Bin lorry crash relatives can take action for damages
Judge rules to allow claims made against city council
A judge has ruled that damages actions brought by relatives of some of those killed in the Glasgow bin lorry tragedy can proceed despite a failure in the legal process.
Lord Doherty said they would be “very materially prejudiced” if he refused to exercise his power to allow the claims against Glasgow City Council to proceed.
The judge said: “The probable consequences would be very significant upset for the pursuers and material delay in obtaining reparation. That upset and delay would be likely to have significant detrimental effects on the pursuers’ mental health.”
The eight relatives brought the action for compensation against the local authority after the bin lorry driven by Harry Clarke left the road in Glasgow city centre on December 22 in 2014 and travelled along pavements before coming to a halt near Queen Street Station.
Jacqueline Morton (51) and Stephenie Tait (29) from Glasgow, Erin Mcquade (18) and her grandparents Jack Sweeney (68) and his 69-yearold wife Lorraine, from Dumbarton and Gillian Ewing (52) all died. Others were injured. The Crown decided not to prosecute Clarke and efforts by relatives to bring a private prosecution were refused. The eight were granted an order at the Court of Session in Edinburgh preventing publication of details leading to their identification. One has a guardian and an executor of a relative who died is also suing.
The relatives raised an action against the local authority in December last year but it fell after the summons was not called within three months and a day of it passing the signet. A further action was raised in June this year and the local authority maintained that the present claims were now time barred. Lawyers act- ing for the relatives argued the court should exercise its powers to allow it to proceed.

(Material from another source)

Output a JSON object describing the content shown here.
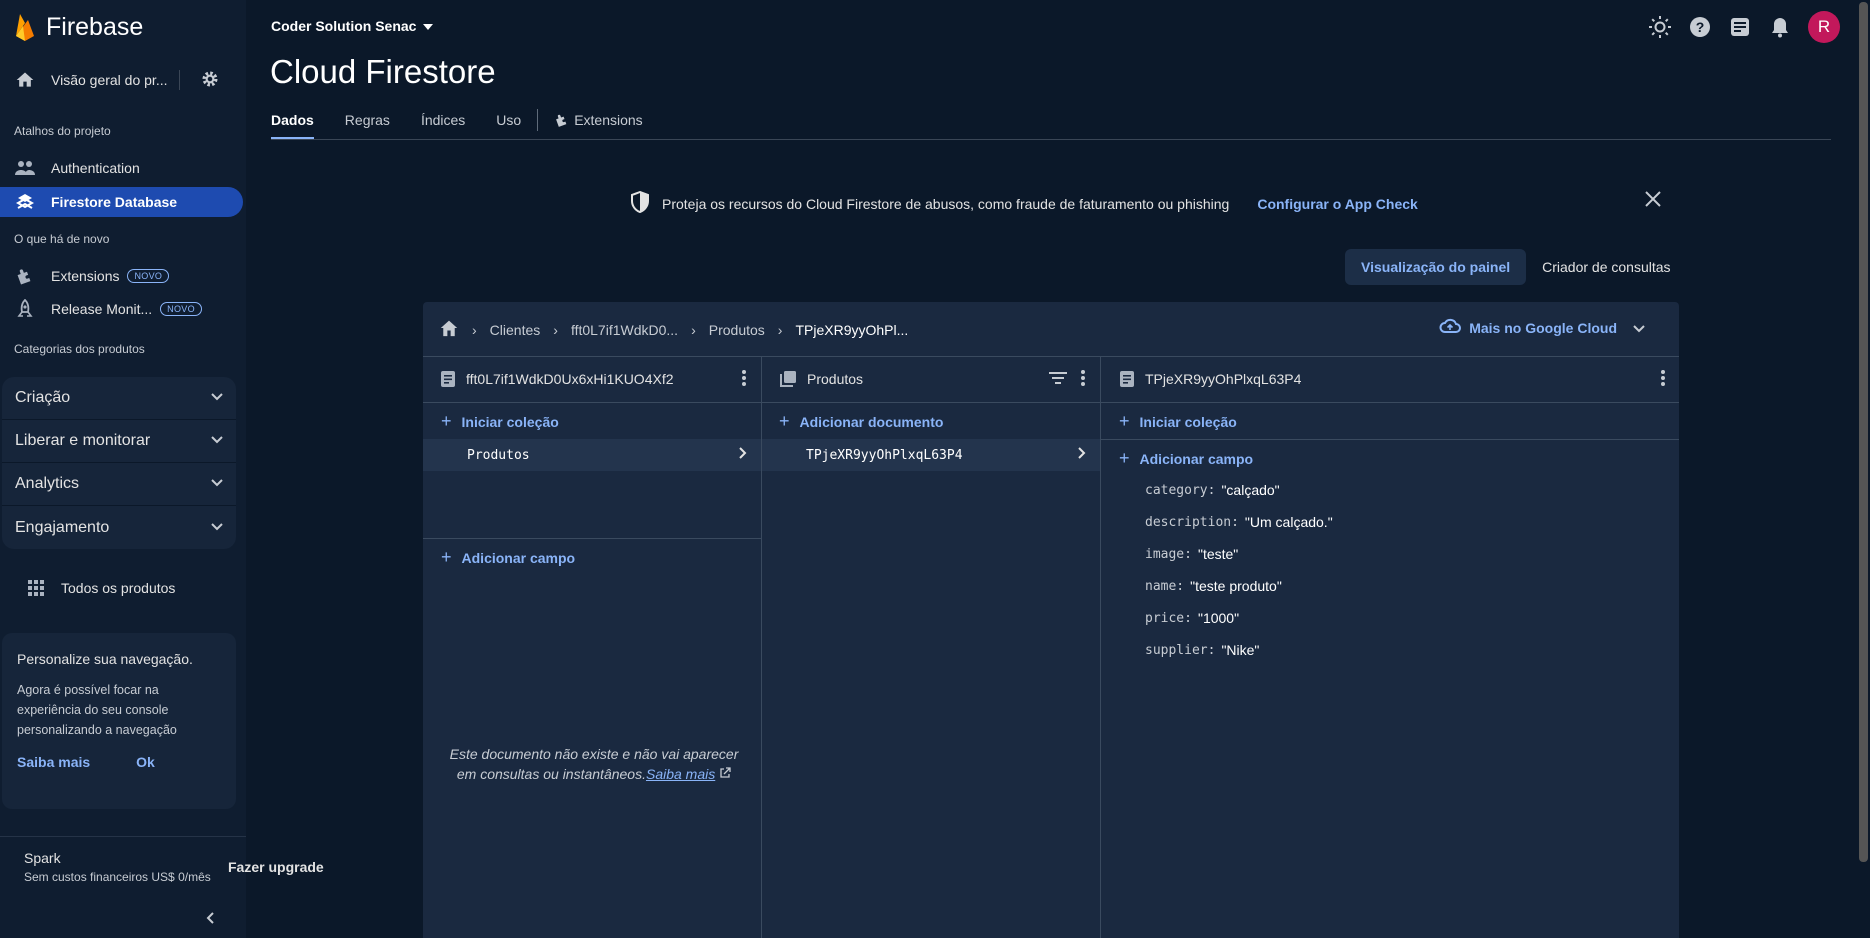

Lord Doherty had been told that if the action was allowed to go ahead liability was not in dispute. The judge gave verbal reasons why he would let it proceed but then produced a written judgment as the council has raised an appeal. It was agreed that delay may have a significant effect on the relatives’ psychological condition and particularly with one who has developed serious mental health problems.
It was also agreed that while the summons was lodged with the court a calling slip was not presented because of a procedural oversight which was “a genuine error”.